Glad Midsommar! I just got back from a beautiful wedding out in Ljusterö in the Stockholm archipelago. My friends Tobias Björkgren and Caroline Åslund (now Björkgren also!) was married on June 22, 2012 under a may pole in front of all of their family and friends.
I hadn’t blogged in a while, so I figured it was high time for an update. Today I will talk about an interesting thing that high school graduates do in Sweden to celebrate their successes.
For those of you who are American or are familiar with the high school graduation process in the US, you might recognize the term “Sober Grad Night.” The concept of a sober grad night is to help ensure that all high school graduates have a safe place to celebrate their accomplishments with their friends after their big day. Most importantly, they celebrate without alcohol and without drunk driving. I don’t know the origins of the event, but I suppose it was started because some high school students drove around drunk once and got killed (or killed others). In any case, you’ll find that most high schools in the US organize a similar event. It’s an all-night event and is often sponsored by families and local businesses in the area. Many parents also volunteer their time to make sure the event is a success!
The legal drinking age in Sweden is 18 (there are some nuances, see this link for more information) so the alcohol thing isn’t as a big of a deal here. However, Sweden has stricter rules about driving under the influence than most states in the US, so drunk driving is still something that everyone wants to prevent.
In my time in Sweden, I’ve found the Swedes to be quite sensible and creative, and this is no exception. Their creative solution blends partying with drinking with driving, but in a safe manner!
Their version of a “sober grad night?” In early- to mid-June every year, the graduates hop on a truck and drive around town at about 5 miles per hour, blasting loud (and often good) music, pour beer and cheap bubbly on each other, and scream at passerby (and in some cases, spray them with beer!)
It’s quite the sight, and it’s also quite annoying if you end up on a bus behind one of these trucks since you’ll most likely be late to your destination. I snapped this shot on my phone while I was on the bus going home one day. This group happened to be going the other direction, but there were two other trucks behind my bus.
In fact, the trucking around has become such a problem that the police have banned them from the main roads in Stockholm (for example, Kungsgatan) probably because they create such horrific traffic jams. I’ve also heard that the students jump around so much on these trucks that sometimes they tip over!

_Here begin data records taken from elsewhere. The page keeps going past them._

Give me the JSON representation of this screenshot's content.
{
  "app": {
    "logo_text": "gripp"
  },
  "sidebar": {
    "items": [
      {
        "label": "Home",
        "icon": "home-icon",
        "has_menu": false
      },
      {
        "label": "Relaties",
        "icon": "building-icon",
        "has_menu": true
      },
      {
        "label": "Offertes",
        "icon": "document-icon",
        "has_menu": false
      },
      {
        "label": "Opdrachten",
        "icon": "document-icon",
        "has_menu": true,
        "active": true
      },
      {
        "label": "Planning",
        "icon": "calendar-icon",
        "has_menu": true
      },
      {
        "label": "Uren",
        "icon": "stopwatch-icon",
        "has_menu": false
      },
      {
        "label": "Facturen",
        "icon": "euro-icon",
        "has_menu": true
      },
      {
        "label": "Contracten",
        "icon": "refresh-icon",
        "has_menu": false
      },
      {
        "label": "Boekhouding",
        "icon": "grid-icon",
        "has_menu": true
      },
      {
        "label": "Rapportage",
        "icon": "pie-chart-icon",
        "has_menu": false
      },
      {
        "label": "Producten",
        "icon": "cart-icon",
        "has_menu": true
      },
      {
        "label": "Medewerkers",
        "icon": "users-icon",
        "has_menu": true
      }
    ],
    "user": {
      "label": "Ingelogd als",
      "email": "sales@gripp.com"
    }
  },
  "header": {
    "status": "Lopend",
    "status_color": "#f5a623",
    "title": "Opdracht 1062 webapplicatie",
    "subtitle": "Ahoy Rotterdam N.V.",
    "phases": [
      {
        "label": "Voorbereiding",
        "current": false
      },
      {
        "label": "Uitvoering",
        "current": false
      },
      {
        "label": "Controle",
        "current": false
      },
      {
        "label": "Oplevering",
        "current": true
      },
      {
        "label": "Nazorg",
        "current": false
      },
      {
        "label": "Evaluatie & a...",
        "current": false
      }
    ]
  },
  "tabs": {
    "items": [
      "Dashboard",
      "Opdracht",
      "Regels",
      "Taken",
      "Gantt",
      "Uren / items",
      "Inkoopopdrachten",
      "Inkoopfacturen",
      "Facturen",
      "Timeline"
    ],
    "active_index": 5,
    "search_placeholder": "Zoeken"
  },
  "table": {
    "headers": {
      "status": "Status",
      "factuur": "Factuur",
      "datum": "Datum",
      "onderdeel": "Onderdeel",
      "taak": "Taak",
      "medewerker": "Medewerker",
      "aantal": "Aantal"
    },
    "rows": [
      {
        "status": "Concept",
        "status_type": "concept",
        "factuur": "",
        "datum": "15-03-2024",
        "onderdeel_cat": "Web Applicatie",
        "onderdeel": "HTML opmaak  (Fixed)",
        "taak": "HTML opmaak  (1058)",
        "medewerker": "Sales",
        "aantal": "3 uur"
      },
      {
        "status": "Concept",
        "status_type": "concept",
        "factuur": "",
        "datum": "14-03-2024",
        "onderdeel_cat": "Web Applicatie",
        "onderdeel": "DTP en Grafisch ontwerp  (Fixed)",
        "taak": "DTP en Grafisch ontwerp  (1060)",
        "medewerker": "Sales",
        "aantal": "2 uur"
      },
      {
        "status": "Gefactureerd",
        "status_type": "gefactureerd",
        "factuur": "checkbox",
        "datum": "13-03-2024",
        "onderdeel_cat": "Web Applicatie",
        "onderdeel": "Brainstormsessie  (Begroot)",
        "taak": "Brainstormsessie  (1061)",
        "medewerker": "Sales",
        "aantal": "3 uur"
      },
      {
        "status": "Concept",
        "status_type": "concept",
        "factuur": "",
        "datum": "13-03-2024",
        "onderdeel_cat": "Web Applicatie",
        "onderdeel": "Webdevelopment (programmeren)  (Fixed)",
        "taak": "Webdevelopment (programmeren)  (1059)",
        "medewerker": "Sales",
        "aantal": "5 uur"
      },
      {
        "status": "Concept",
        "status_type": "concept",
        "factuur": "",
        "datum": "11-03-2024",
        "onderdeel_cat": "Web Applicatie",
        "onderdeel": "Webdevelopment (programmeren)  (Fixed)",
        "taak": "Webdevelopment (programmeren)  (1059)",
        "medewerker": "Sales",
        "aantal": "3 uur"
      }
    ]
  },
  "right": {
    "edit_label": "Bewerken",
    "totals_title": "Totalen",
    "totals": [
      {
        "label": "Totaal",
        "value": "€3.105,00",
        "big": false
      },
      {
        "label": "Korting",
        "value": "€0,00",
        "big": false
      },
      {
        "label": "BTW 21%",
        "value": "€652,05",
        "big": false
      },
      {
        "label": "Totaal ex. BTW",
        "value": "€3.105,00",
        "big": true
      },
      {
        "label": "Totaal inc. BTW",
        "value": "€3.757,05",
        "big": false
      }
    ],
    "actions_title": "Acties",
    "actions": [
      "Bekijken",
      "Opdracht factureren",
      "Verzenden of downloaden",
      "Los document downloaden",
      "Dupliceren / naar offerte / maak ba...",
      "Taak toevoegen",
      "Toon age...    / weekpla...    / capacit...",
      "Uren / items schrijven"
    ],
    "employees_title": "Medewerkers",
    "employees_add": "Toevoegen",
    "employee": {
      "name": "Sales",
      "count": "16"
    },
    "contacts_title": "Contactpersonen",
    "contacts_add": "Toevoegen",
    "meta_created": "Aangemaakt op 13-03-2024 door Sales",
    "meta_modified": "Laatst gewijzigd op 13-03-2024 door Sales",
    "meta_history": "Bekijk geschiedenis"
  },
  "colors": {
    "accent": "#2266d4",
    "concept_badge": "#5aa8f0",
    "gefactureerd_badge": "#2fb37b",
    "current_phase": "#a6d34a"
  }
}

What do you think? I think it looks fun, if not a bit weird, and is probably a lot safer than allowing these strapping youngsters out on their own… another example of a brilliant #trulyswedish solution!